A part in this book where the character Dickie reunites with his girlfriend Lisa Ko in Laos, and she brings him mayonnaise and white bread from her trip to the United States. A long description of how wonderful mayonnaise is follows, and even though Ms. Hen is not much of a fan, she liked reading this because it was so strange. The narrator extols the virtues of mayonnaise, and how it's the perfect condiment that goes with everything. Ms. Hen thought this section was hilarious.

There is always a profound message in Tom Robbins' books, and Ms. Hen feels like she walks away smarter than she was before she read the book. One of the messages in this novel is that life is fleeting and nothing is permanent, and there are no accidents. It seems like a Buddhist message to Ms. Hen, and since this novel takes place partially in Laos and Vietnam, it makes sense.

This novel is light and heavy at the same time. It's short, but it's not an easy read. Ms. Hen enjoyed this novel, and liked being shocked by it. Ms. Hen is not a hen that shocks easily, but when she is, it startles her. She has come to the point in her life when not much surprises her, because she has seen so many strange things, but she knows there are always stranger things around the corner or within the pages of an unread book.

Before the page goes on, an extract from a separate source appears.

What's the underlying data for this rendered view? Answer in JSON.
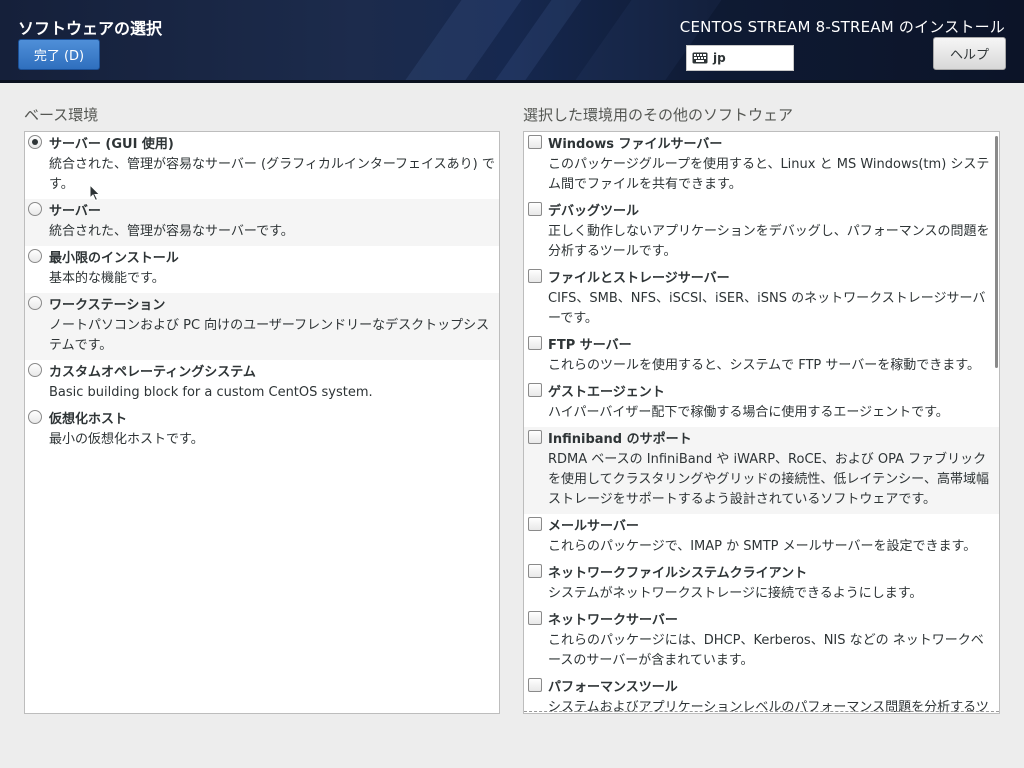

Sunday, February 14, 2021

Ms. Hen reviews Circe

Madeline Miller
Back Bay Books

Ms. Hen decided to read this because her hen sister gave it to her for Christmas. She didn't know anything about the book before she read it, but she learned it was about the Greek goddess Circe. Ms. Hen thinks her sister bought this book because the title is the name of a character in GAME OF THRONES, Cercei.

This novel is about the minor goddess Circe, daughter of Helios, the Sun and Perse. She is not well liked as a young goddess because everyone thinks she has a terrible voice and is unattractive. She does not get along with her siblings Perses and Pasiphae and they like to mock her. She befriends her brother Aeetes, and they spend time together when they are young. The gods and goddess think that Circe is ugly and she does not attract men. She is desperate for love, and she falls for a mortal fisherman, who she turns into a god with magic. He decides he does not want her, and she transforms the object of his affection into a monster. She is banned to an island for these deeds, and perfects her magic there.

Circe is lonely on her island, but people come to her. She learns things from the god Hermes, and she turns sailors who come to the island into pigs. She is unhappy, but she manages things. She learns how to use the herbs that grow on her island to do spells. She becomes known as the witch of Aiaia. She faces one of the strongest gods and proves her worth.

Ms. Hen enjoyed this novel. It's a fast read, and she breezed through it, even though it's long. The characters are well developed and the writing is lovely and descriptive. Ms. Hen doesn't know a lot about the Greek gods and goddesses, because there's so much to learn; she only knows the tip of the iceberg. 

She thinks that the gods are rotten to each other, that they're not nice, and it seemed to her at the beginning of the novel when Circe was on Oceanos with her family, that the gods had too much time on their hands, they had all of eternity with nothing to do except have fun and act frivolously, and that could be why they were so horrible.

Ms. Hen read about Circe after she finished the book. There have been many books about Circe throughout the centuries, and all of them have been different. But most of the time, she is seen as a temptress and a person who could turn men into animals.

Ms. Hen loved this novel. She believes that the message clearly describes the story of Circe. She thinks this is a girl power novel, because Circe was a loser, but she fought against it, and prevailed. This novel proves that it's possible that anyone who is viewed as inferior can rise above and become as strong and powerful as anyone else.